–Tutorial design, block out, Kismet, matinees, bug fixes, and set dressing.

Process:
Developing the tutorial for HiRez’s title Smite was an interesting challenge. Initially, the tutorial took the shape of trying to teach new players how to be successful in our Conquest game type- which plays similar to games like League of Legends, Dawn of the Ancients, and Heroes of Newearth.

However, as we branched out into creating other game types for players, it was decided that the tutorial should instead focus on the basic of the game: movement, attacking, defenses, item shops, jungle buffs, and more.

I went back to drawing on my whiteboard, outlining what would be good basic skills to teach that would carry across most of the game types. I also needed to consider time; we didn’t want the tutorial to take forever for new players, but there is a lot to teach to someone new to the genre. However, I noticed with my first tutorial design- a condensed lane map mirroring the MOBA style game play- that playtesters felt like it took too long to travel places. With this in mind, I began experimenting with the more “pawprint” layout that’s in game now.

With a pawprint shape, I could break the tutorial down into manageable segments. Each segment would focus on a set of abilities the player would learn, and pit them against enemies of increasing difficulty. It also gave the player an option to retreat back to their base; alternatively, if the player was killed, there would be no long travel time to return to the active segment.

After I finished with a rough block out of the play space, I began using Kismet to work on scripting events. This included triggering when enemies spawned, freezing the player until a skill had been upgraded, matinees for in-game movies, and running health and mana checks to see if the player needed to return to base. During this phase, I worked with one of our programmers to figure out what new Kismet nodes would be needed, and how they would function.

Several people playtested this rough tutorial, and adjustments were made to help tweak timing and flow, clarify objectives, and better guide players through the level.

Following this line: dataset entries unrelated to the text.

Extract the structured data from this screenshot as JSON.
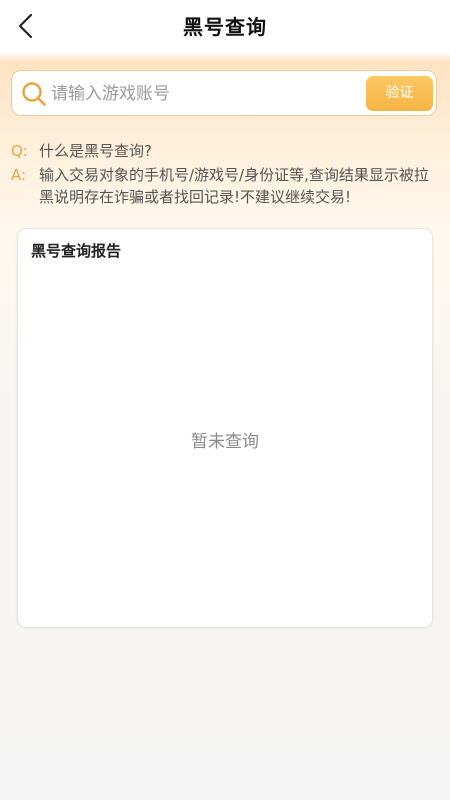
{
  "header": {
    "title": "黑号查询"
  },
  "search": {
    "placeholder": "请输入游戏账号",
    "value": "",
    "verify_label": "验证"
  },
  "faq": {
    "q_prefix": "Q:",
    "question": "什么是黑号查询?",
    "a_prefix": "A:",
    "answer": "输入交易对象的手机号/游戏号/身份证等,查询结果显示被拉黑说明存在诈骗或者找回记录!不建议继续交易!"
  },
  "report": {
    "title": "黑号查询报告",
    "empty_text": "暂未查询"
  },
  "colors": {
    "accent": "#f6b444",
    "accent_text": "#e8a443",
    "search_border": "#f0c998"
  },
  "icons": {
    "back": "chevron-left-icon",
    "search": "search-icon"
  }
}
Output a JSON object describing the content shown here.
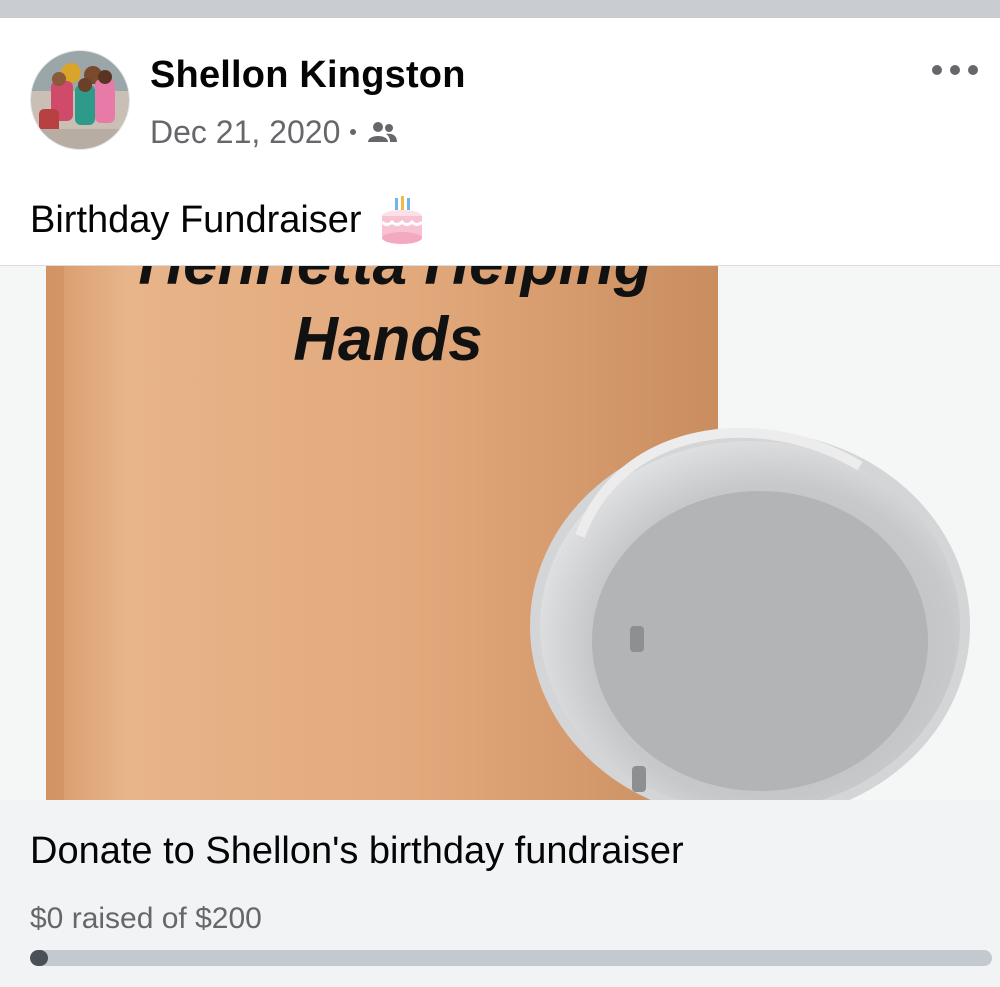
{
  "post": {
    "author_name": "Shellon Kingston",
    "date": "Dec 21, 2020",
    "audience_icon": "friends-icon",
    "more_icon": "more-options-icon",
    "text": "Birthday Fundraiser",
    "text_emoji": "birthday-cake-icon"
  },
  "image": {
    "caption_line1": "Henrietta Helping",
    "caption_line2": "Hands"
  },
  "fundraiser": {
    "title": "Donate to Shellon's birthday fundraiser",
    "progress_text": "$0 raised of $200",
    "raised": 0,
    "goal": 200
  },
  "colors": {
    "text_primary": "#050505",
    "text_secondary": "#65676b",
    "card_background": "#f2f3f5",
    "progress_track": "#c4c8cf"
  }
}
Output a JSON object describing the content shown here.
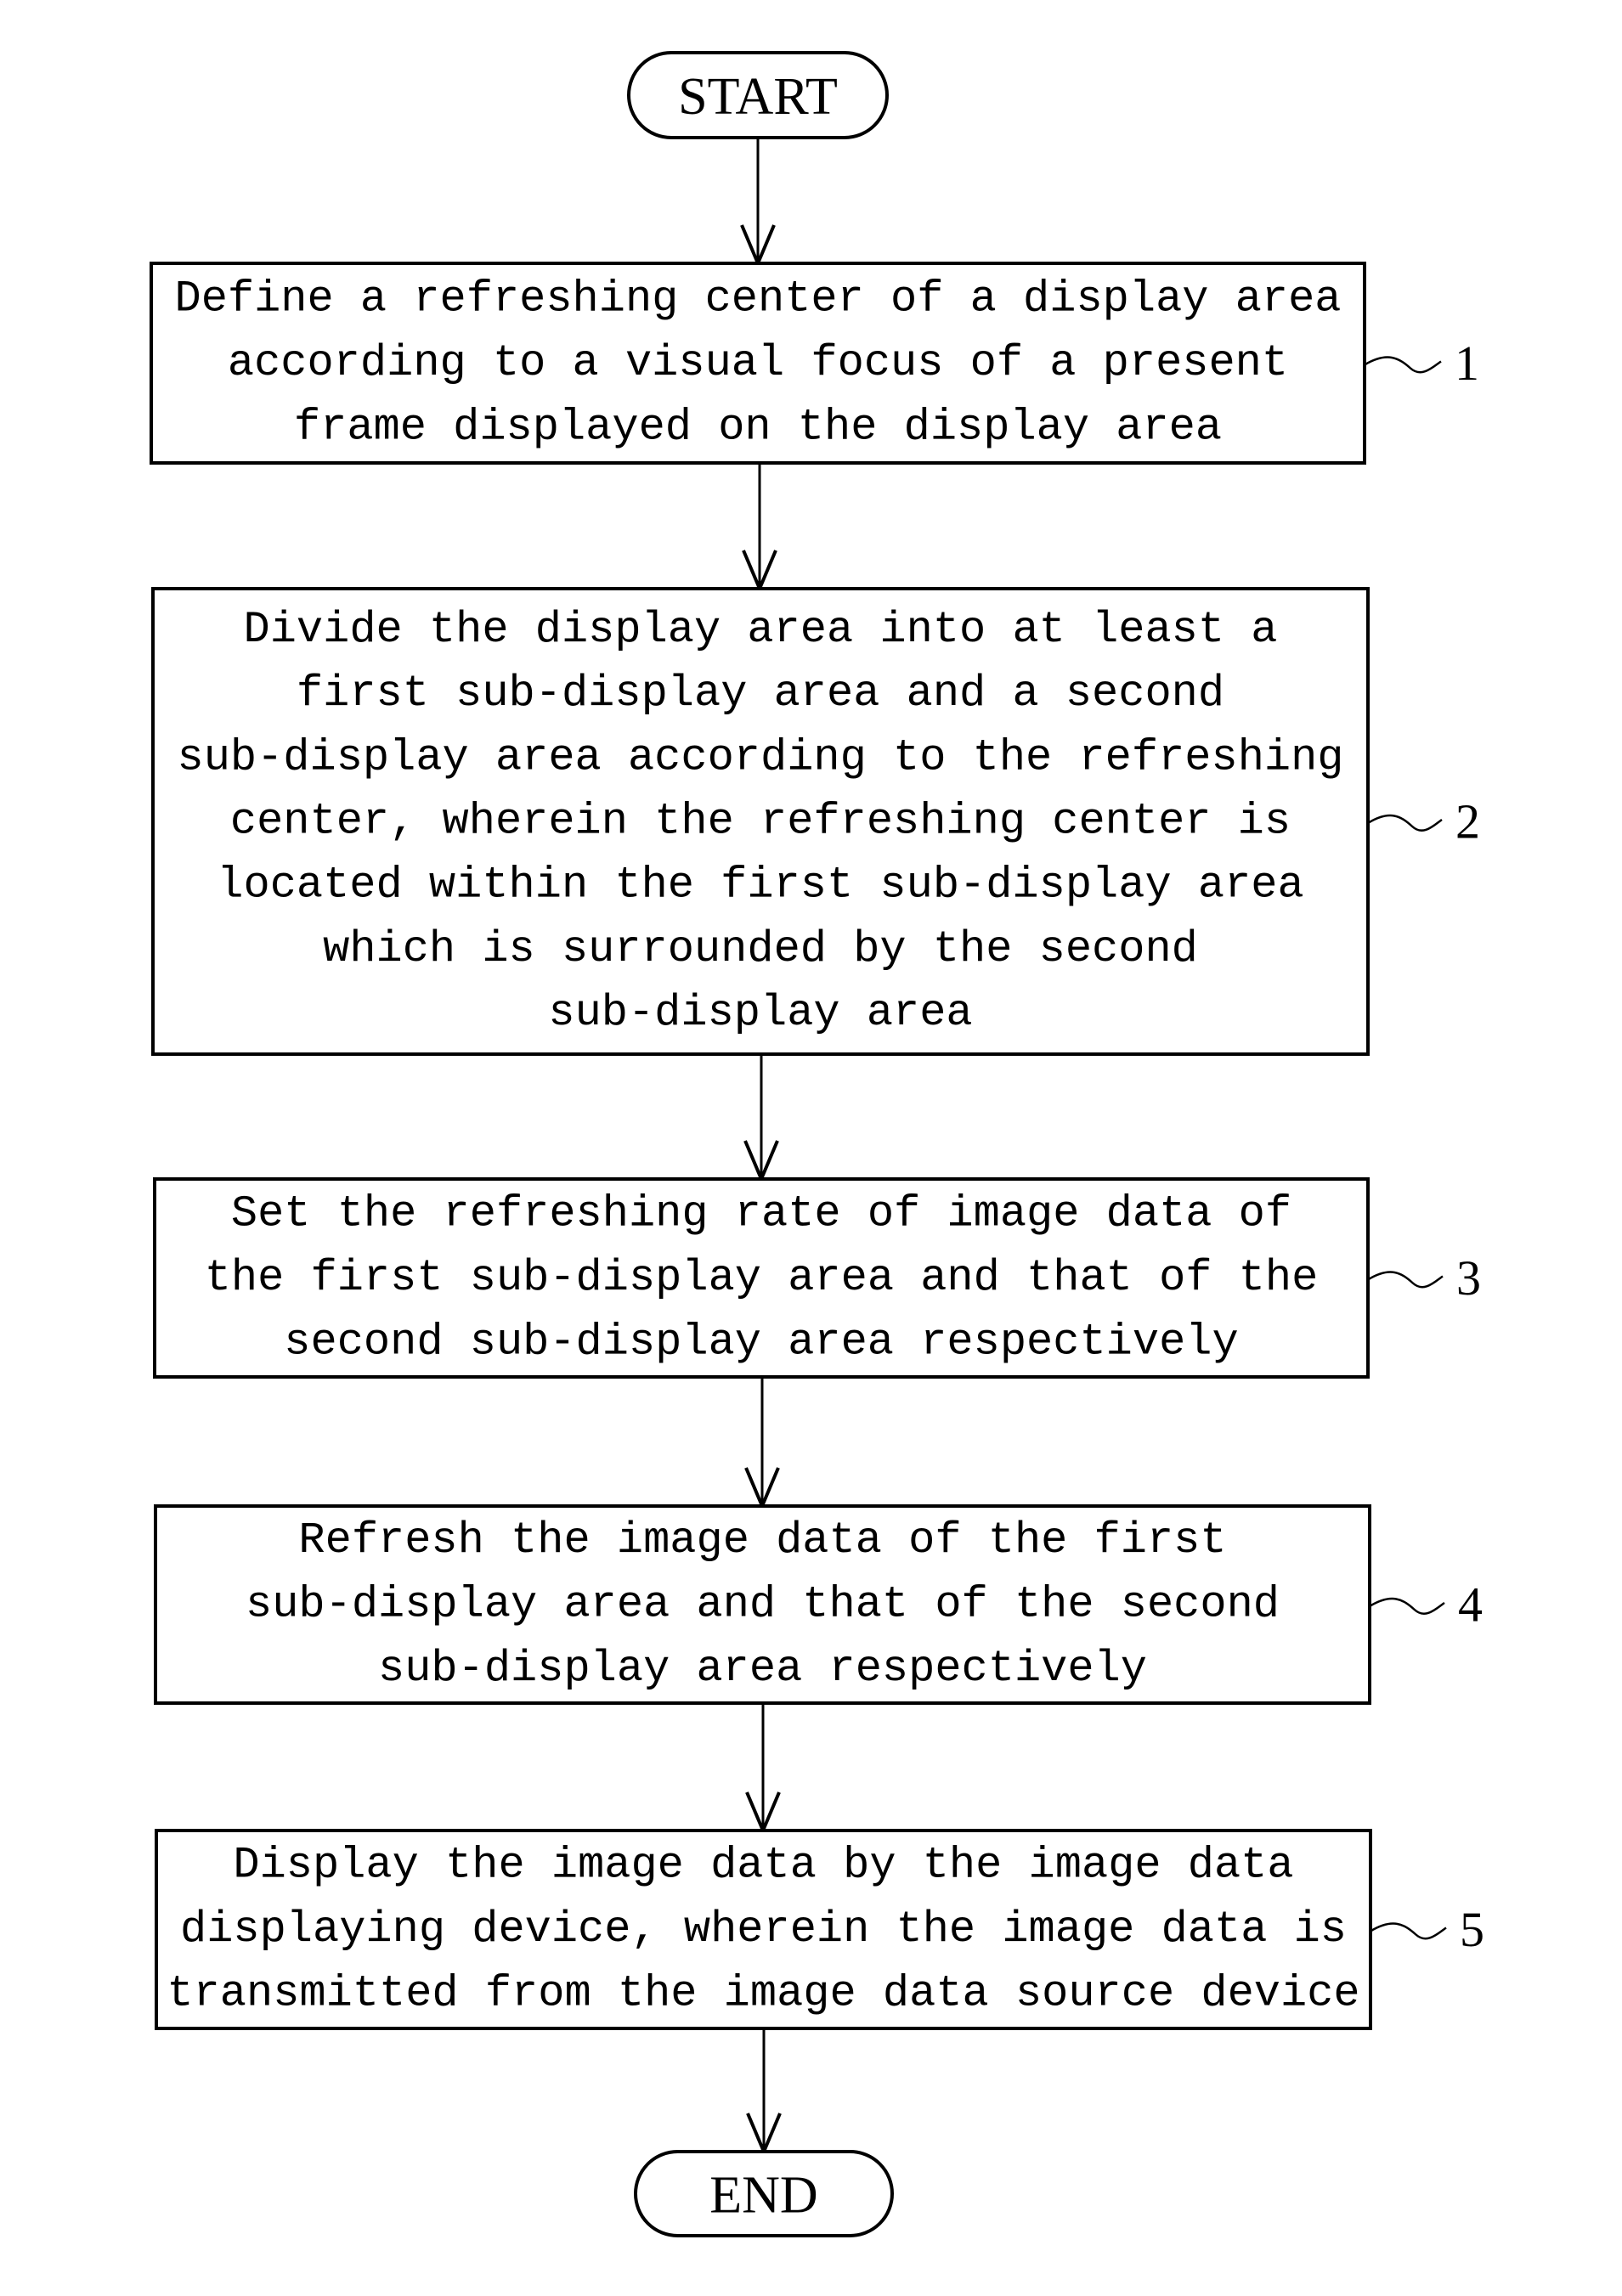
{
  "diagram": {
    "type": "flowchart",
    "start": {
      "label": "START"
    },
    "end": {
      "label": "END"
    },
    "steps": [
      {
        "ref": "1",
        "lines": [
          "Define a refreshing center of a display area",
          "according to a visual focus of a present",
          "frame displayed on the display area"
        ]
      },
      {
        "ref": "2",
        "lines": [
          "Divide the display area into at least a",
          "first sub-display area and a second",
          "sub-display area according to the refreshing",
          "center, wherein the refreshing center is",
          "located within the first sub-display area",
          "which is surrounded by the second",
          "sub-display area"
        ]
      },
      {
        "ref": "3",
        "lines": [
          "Set the refreshing rate of image data of",
          "the first sub-display area and that of the",
          "second sub-display area respectively"
        ]
      },
      {
        "ref": "4",
        "lines": [
          "Refresh the image data of the first",
          "sub-display area and that of the second",
          "sub-display area respectively"
        ]
      },
      {
        "ref": "5",
        "lines": [
          "Display the image data by the image data",
          "displaying device, wherein the image data is",
          "transmitted from the image data source device"
        ]
      }
    ],
    "flow": [
      "START",
      "1",
      "2",
      "3",
      "4",
      "5",
      "END"
    ]
  }
}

Once I was happy with the flow of the tutorial and the timing of events, I wrote a narrative script for Voice Over. This VO accompanied on screen directions, and mirrored information being displayed in a Help box on the side.

Finally, I focused on set dressing, lighting, and post process for the level to bring it to the state of completion currently seen in the game today.